“You can’t pretend you’re not biased,” one of them said. “Life has made you biased.”

The other one piped in: “It’s a survival instinct. Don’t hate yourself.”

“Right.” They looked at each other. Then back at us.

“Instead of fighting the fact that you’re biased, accept it, be aware of it, sit with it, and, most important, try to stop the action that wants to come out next.”

“You might even say ‘stop’ out loud.” She held up her hand.

“Exactly. Whatever it takes. Pause.”

I raised my hand.

“How do you know when you’re in the clear?” I asked. “To act, I mean.”

“Awareness is a powerful thing.” The one with the headband took a step toward me. “Awareness opens the door to empathy. Once you’re aware of what you’re doing and the impact you’re having, your conscience will call on you.”

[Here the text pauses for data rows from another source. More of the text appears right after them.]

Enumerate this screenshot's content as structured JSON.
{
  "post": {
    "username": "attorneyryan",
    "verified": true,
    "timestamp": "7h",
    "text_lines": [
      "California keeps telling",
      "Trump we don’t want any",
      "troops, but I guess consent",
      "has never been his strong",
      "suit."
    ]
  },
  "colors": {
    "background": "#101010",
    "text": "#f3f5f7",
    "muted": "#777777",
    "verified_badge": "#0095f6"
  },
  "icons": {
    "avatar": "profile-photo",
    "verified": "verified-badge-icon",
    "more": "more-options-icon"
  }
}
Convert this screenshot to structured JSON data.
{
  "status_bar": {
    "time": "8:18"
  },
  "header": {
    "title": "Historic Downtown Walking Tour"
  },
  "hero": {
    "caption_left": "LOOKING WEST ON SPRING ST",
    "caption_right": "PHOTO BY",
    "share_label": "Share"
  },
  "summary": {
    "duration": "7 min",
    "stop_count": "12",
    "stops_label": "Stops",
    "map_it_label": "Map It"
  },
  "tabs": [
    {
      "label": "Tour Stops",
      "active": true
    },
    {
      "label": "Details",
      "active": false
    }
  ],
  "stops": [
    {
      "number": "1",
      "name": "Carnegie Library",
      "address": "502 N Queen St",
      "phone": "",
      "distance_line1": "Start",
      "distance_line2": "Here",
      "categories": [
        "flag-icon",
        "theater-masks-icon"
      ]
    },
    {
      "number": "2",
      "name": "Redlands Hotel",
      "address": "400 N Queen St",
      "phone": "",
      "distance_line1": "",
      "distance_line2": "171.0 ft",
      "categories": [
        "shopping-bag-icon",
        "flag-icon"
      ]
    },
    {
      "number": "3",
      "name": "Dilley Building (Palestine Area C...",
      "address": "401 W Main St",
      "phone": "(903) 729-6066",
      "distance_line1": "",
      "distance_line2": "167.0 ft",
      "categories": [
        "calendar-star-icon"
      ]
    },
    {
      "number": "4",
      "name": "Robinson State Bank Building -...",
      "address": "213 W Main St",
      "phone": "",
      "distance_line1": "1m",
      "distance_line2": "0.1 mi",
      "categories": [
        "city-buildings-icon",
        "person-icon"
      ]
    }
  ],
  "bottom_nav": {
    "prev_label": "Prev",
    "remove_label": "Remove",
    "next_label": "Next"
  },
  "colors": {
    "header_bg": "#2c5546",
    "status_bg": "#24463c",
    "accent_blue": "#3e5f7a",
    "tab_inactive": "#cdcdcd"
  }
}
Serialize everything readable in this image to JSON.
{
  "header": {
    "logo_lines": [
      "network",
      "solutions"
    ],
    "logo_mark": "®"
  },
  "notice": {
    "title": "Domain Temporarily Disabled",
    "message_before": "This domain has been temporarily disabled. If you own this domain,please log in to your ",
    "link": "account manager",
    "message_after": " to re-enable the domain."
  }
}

The other instructor smiled so broadly her earrings moved. “And I’m sure everyone in this room would agree…” Her teeth glowed like the fluorescent lights overhead. “No one wants to be a racist.”

top Equity, Recruiters & HR |

5 Things White People Can Do To Avoid Being Called A Racist When Hiring

Everybody knows tech companies struggle with diversity. But don’t we all? Even companies with the best intentions seem to become colorless as they grow.

In particular, I’m talking to white people, the ones, by the math of it all, who are doing most of the hiring. It’s hard when intention doesn’t lead to the outcomes we seek. It’s hard to be called a racist when your heart is in the right place.

If you truly want a spectrum of America in your company, you have to be very pragmatic about it, you have to do some things that may go against your grain, that just don’t feel right, at least at first.

Take Yourself Out of the Equation.
You may be a great at hiring. You may have great ideas, but it’s likely you don’t know Continue reading this entry »

top Equity, Recruiters & HR |

Why Won’t You Just Die?! The Stubborn Immortality of the Resume

What is it about resumes that they’re still around? Aren’t we well past the era of using 1- to 2-page documents to represent ourselves?

I’m a professional resume writer and I’ve been ready for the traditional resume to die for a while now, like a king in his castle looking down onto the battlefield at his battered and bruised knight, so proud but bracing for the inevitable.

But the knight just won’t go down. Despite all the swords blazing and shots being fired, the trusty-rusty resume keeps swinging.

There have been numerous attempts to take down the resume, to relieve it of its decades-long tyranny over the job search, but nothing has been victorious.

Here are some of the more modern sharpshooters that have promised to dethrone the chivalrous resume: Continue reading this entry »

top Recruiters & HR, Resumes, Uncategorized |

HR Directors Speak Out About What They Want

I had the privilege of engaging an HR panel who took the time to share what they wanted to see (and did not want to see) on a job candidate’s resume. Here’s what they had to say: Continue reading this entry »

top Career Transition, Recruiters & HR, Resumes |

Is A Cover Letter Really Necessary?

Truth be told, some hiring managers will never read your cover letter.

I know screeners who delete the cover letter immediately, some who forward it on to others but never read it themselves, and others who print it out only to staple it behind the resume.

But you know what else they tell me? Continue reading this entry »

top Career Transition, Cover Letters, Recruiters & HR |

How Do You Write The Perfect Resume?

Looking for feedback on my work, I sent the exact same resume to 2 trusted recruiters and got the following 2 gut reactions:

– “Great format but the writing could be more salesy.”
– “Compelling content but the format is bland.”

The take-home message: You can’t please everyone.

That said, you can still win interviews from hiring managers whose resume preferences differ from your own.

Just make sure you cover these “bases” within the first third of page one: Continue reading this entry »

top Recruiters & HR, Resumes |

Why You Should Avoid Functional Resume Formats

An aggrieved job seeker, sick of hearing that functional resumes are the scourge of an HR person’s day, asked why this type of format is unfavorable. Here’s my response: Continue reading this entry »

top Career Transition, Executives, Job Hunting in a Recession, Mature Workers, Recent Graduates, Recruiters & HR, Resumes |